One of the biggest challenges at the airport today is the manual processing of the extensive health- and Covid-related documentation required to meet increasing and ever-changing travel regulations. Coupled with limited real-estate space, airports need to make tough decisions about how they are going to provide adequate social distancing and improve check-in facilities at the scale required if the industry is to recover.
The result: airport scenes reminiscent of the 1980s, with snaking four-hour-long check-in queues, disgruntled passengers, denied boarding and overworked airline staff manually checking multiple physical documents for every passenger. The latter can understandably lead to human error: with hundreds of passengers an hour with many documents each, the system breaks at scale.
These challenges will be compounded by the fact that the appetite for travel is big in 2022. Although testing requirements will vary depending on the chosen destination, in the UK passenger confidence is growing, with the travel industry gearing up for a bookings surge that is expected to hit pre-pandemic levels. Therefore, airport capacity and the ability to move passengers through the terminal will be tested like never before.
Passenger airport experience is dependent on airline technology
Passengers’ seamless and smooth transition through the airport is largely dependent on the technology with which airlines manage passenger data, and the reality is that many airlines’ back-office processes are steeped in legacy tech.
Airline passenger systems haven’t changed much since the 1980s and as a result, they tend to be large, clunky and difficult to change. Quite simply, airlines have been slow to adapt to more agile technology as, pre-Covid, the impetus to do so just wasn’t there.
But today that’s a different story. Covid has taught us that governments demand accurate data about passengers, and airlines must be ready for any regulatory changes at a moment’s notice. Our own data at Zamna shows that rules for international travel are currently changing thousands of times a day. Therefore, it’s paramount that technology not only alerts the airlines but also enables them to respond and react to these new rules and requirements and help their passengers meet them. When it comes to passenger communication, this technology connecting the rules and the data to meet them needs to be two-sided: internal for airlines to process passenger information correctly while also being external to the passenger to collect the right data, verify it, secure it and get the passenger ready to fly.
And although the travel industry won’t stay shackled to manual paper-based processes forever, Covid has accelerated the need to fix these broken legacy passenger systems. We’ve seen airlines try innovative products and technologies from established or industry-based aviation players over the last 20 months, but all of them have failed to deliver a seamless experience and failed to clear airports of long queues and manual checks. So, technology alone, if it is pushed onto the passenger to deal with and not integrated invisibly alongside the airline operation process, doesn’t solve the problem.
The airport of the future
As for the airport space itself, I believe the airport of the future should only have experience-focused AR/VR/entertainment technology implemented within it that allows us to increase the magic and genuine enjoyment of travel again.
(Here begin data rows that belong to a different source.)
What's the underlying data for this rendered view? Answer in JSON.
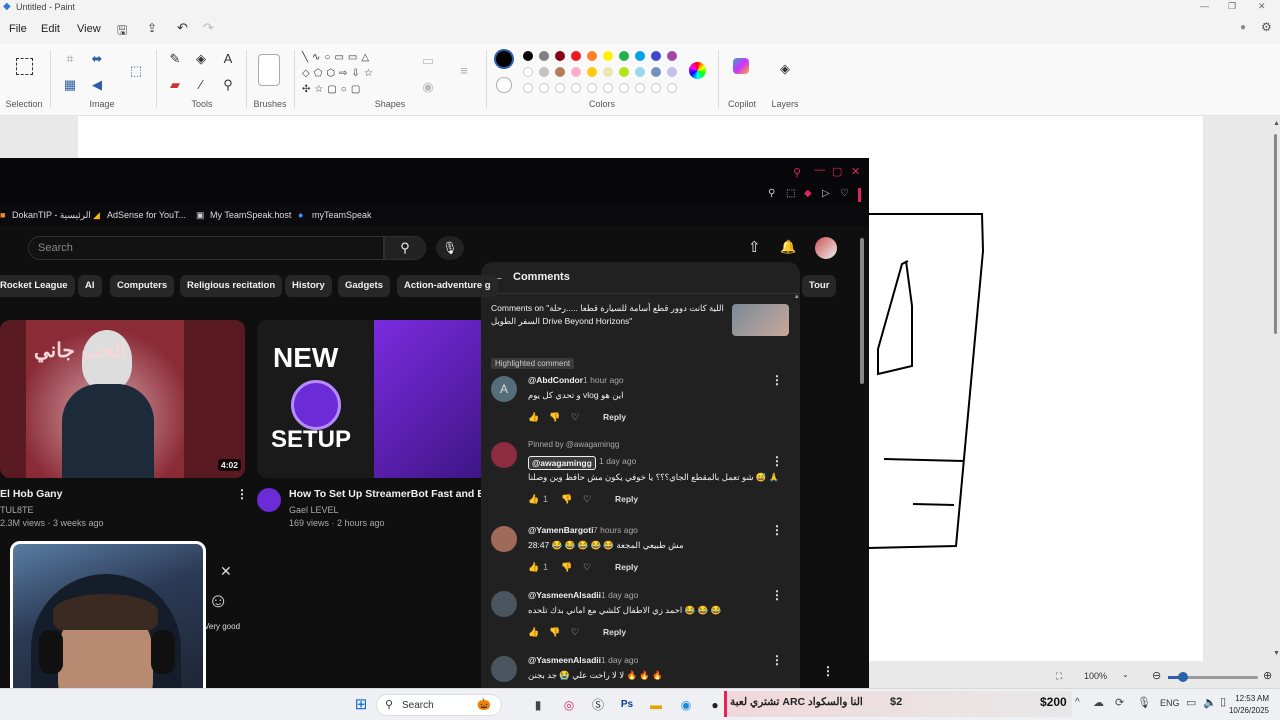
{
  "paint": {
    "title": "Untitled - Paint",
    "menu": {
      "file": "File",
      "edit": "Edit",
      "view": "View"
    },
    "groups": {
      "selection": "Selection",
      "image": "Image",
      "tools": "Tools",
      "brushes": "Brushes",
      "shapes": "Shapes",
      "colors": "Colors",
      "copilot": "Copilot",
      "layers": "Layers"
    },
    "palette": [
      "#000000",
      "#7f7f7f",
      "#880015",
      "#ed1c24",
      "#ff7f27",
      "#fff200",
      "#22b14c",
      "#00a2e8",
      "#3f48cc",
      "#a349a4"
    ],
    "palette2": [
      "#ffffff",
      "#c3c3c3",
      "#b97a57",
      "#ffaec9",
      "#ffc90e",
      "#efe4b0",
      "#b5e61d",
      "#99d9ea",
      "#7092be",
      "#c8bfe7"
    ],
    "zoom": "100%"
  },
  "browser": {
    "bookmarks": [
      "DokanTIP - الرئيسية",
      "AdSense for YouT...",
      "My TeamSpeak.host",
      "myTeamSpeak"
    ],
    "search_placeholder": "Search",
    "chips": [
      "Rocket League",
      "AI",
      "Computers",
      "Religious recitation",
      "History",
      "Gadgets",
      "Action-adventure g",
      "Tour"
    ],
    "videos": [
      {
        "thumb_text": "الحب جاني",
        "duration": "4:02",
        "title": "El Hob Gany",
        "channel": "TUL8TE",
        "meta": "2.3M views · 3 weeks ago"
      },
      {
        "thumb_text": "NEW",
        "thumb_text2": "SETUP",
        "title": "How To Set Up StreamerBot Fast and Ea",
        "channel": "Gael LEVEL",
        "meta": "169 views · 2 hours ago"
      }
    ],
    "survey": {
      "option": "Very good"
    }
  },
  "comments": {
    "title": "Comments",
    "video_ref": "Comments on \"اللية كانت دوور قطع أسامة للسيارة قطعا .....رحلة السفر الطويل Drive Beyond Horizons\"",
    "highlighted": "Highlighted comment",
    "reply": "Reply",
    "items": [
      {
        "user": "@AbdCondor",
        "time": "1 hour ago",
        "text": "و تحدي كل يوم vlog اين هو",
        "likes": "",
        "avatar": "A",
        "avatar_color": "#546e7a"
      },
      {
        "pinned": "Pinned by @awagamingg",
        "user": "@awagamingg",
        "time": "1 day ago",
        "text": "شو تعمل بالمقطع الجاي؟؟؟ يا خوفي يكون مش حافظ وين وصلنا 😅 🙏 🙏 🙏",
        "likes": "1",
        "avatar_color": "#8d2b3f"
      },
      {
        "user": "@YamenBargoti",
        "time": "7 hours ago",
        "text": "مش طبيعي المجعة 😂 😂 😂 😂 😂 28:47",
        "likes": "1",
        "avatar_color": "#a06a5a"
      },
      {
        "user": "@YasmeenAlsadii",
        "time": "1 day ago",
        "text": "احمد زي الاطفال كلشي مع اماني بدك تلحده 😂 😂 😂",
        "likes": "",
        "avatar_color": "#4a5560"
      },
      {
        "user": "@YasmeenAlsadii",
        "time": "1 day ago",
        "text": "لا لا راحت علي 😭 جد بجنن 🔥 🔥 🔥",
        "likes": "",
        "avatar_color": "#4a5560"
      }
    ]
  },
  "taskbar": {
    "search": "Search",
    "ticker": "تشتري لعبة ARC النا والسكواد",
    "price1": "$2",
    "price2": "$200",
    "lang": "ENG",
    "time": "12:53 AM",
    "date": "10/26/2025"
  }
}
Whether that means being greeted by a virtual service agent, dropping the children off to play with robots in a dedicated kids’ area, automated driverless bag assistance, contactless VR showrooms for discounted duty-free shopping, hologram food menus or 4D entertainment, it’s about adding to the overall passenger experience.
Your travel adventure should begin the moment you enter the airport, not once you’ve passed through a conveyor belt with a multitude of checks and processes, submitted a bunch of documents, collected stamps and papers, all while tediously queuing every step of the way.
Ultimately, airports will rival the best shopping malls and arcades in the future – they lose money for every square foot of space taken up with processing that’s not contributing to passenger experience and the margins of the airport. Equally, airlines want to be able to serve and look after their customers rather than putting them on an admin processing conveyor belt. Passengers need to be confident in the end-to-end travel experience from the moment they leave home, not worrying about being turned away when their documents are deemed to be incorrect at check-in or the gate, dealing with boarding delays due to repeated passenger document checks, or having to entertain restless children while stuck in yet another queue.
Technology enables pre-departure rules and documents to be checked and verified long before the passenger sets foot inside the airport itself, leaving the airport experience dedicated to shopping, leisure and entertainment. The space becomes alive again with the excitement and thrill of travel – a place where passengers find support and delight, not queues and misery.